“In Korea there is a strong immigration of women from several Asian countries: China, Vietnam, Cambodia, Japan, and more. They come here to marry or to escape from misery. Hence, the many multi-cultural families, most of them living in the poor areas of our city,” explains a Focolare group from Korea who were attending the OnCity international conference in Castelgandolfo, Italy. One of their greatest needs is integration.
In the Multicultural Centre where some of the Focolare members work, they teach women immigrants to speak Korean, and have proposed establishing some kind of child care programme to entertain the children while their mothers learn the new language. “But at one point the government funding was removed and we couldn’t continue with our activity,” they say. “We told some friends who share our commitment in living ideals of unity and peace in our city. Each one of them gave what they could: time, skills – taking on the problems and situations of many people.”
They were faced with truly painful situations: settling in a new country is not easy. For many, the Centre was a place where they could catch their breath, a place where they could share one another’s problems, especially financial problems.
In 2012 we opened a small market where you could buy what you needed at a low cost. We called this small temporary project: The Mary of Nazareth Project.

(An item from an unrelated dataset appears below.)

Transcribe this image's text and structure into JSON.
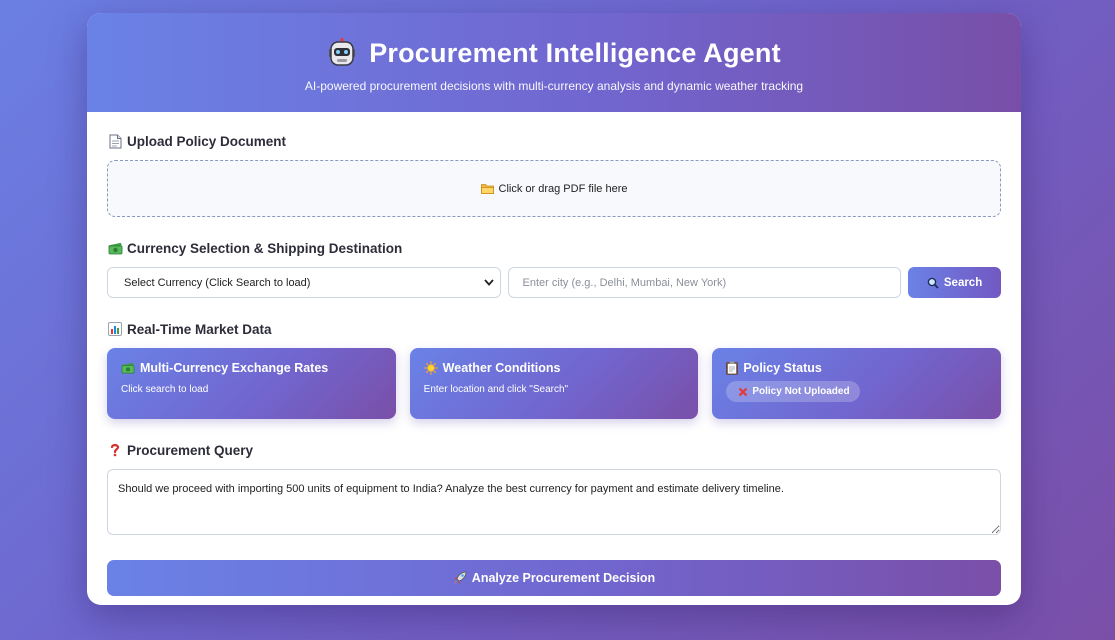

Many people helped us by donating clothing, toys, office supplies and linens.”
What could be done with the small sum of around 353 Euros? “We decided to follow the Economy of Communion approach of distributing the profits: 1/3 for a family (a Cambodian family that our community had taken into its care until they could stand on their own); 1/3 to buy any additional things they might need; 1/3 for everyone in the group (to celebrate the birthdays of immigrants who didn’t have families with them).

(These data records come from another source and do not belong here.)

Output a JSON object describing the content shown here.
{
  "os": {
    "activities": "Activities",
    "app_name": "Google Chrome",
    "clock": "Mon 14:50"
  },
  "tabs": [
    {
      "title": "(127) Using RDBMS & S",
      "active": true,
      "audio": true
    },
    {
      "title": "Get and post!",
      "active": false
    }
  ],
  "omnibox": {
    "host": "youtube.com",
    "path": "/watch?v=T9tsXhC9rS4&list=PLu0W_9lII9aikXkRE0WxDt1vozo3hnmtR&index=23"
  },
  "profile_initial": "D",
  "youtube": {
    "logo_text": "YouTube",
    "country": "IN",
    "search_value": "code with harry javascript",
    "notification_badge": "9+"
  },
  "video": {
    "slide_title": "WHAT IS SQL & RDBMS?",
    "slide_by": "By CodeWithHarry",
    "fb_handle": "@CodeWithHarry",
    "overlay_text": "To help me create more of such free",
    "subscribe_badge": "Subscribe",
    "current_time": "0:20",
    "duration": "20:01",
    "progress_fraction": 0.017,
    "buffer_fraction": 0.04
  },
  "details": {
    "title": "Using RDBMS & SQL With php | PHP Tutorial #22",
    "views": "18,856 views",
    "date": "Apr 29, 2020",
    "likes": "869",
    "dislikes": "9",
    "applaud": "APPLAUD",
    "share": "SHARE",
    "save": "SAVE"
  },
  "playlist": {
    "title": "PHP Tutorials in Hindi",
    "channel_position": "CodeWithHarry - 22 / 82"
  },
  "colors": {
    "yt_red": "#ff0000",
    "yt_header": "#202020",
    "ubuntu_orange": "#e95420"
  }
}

Finally, the Maria Market recived a donation from the government and the Centre decided to remodel the shop. But it was only reopened in 2014 after much expectation. The following year, they received a visit from the Mayor.
In June 2015, with the spread of Mers in Korea, 2,900 schools were closed and 4,000 people were placed in isolation. Like many public locations the Centre also had to close. However, during the period of the shut-down, “we visited people in their homes and supported them in the little things. In the end, the Centre gave us a “Thank You” plaque.
Now Maria Market is open again and always developing new ideas like mail delivery service for long distance customers. For the group running the project it continues to be “a concrete experience of answering the needs of our neediest sisters and brothers.”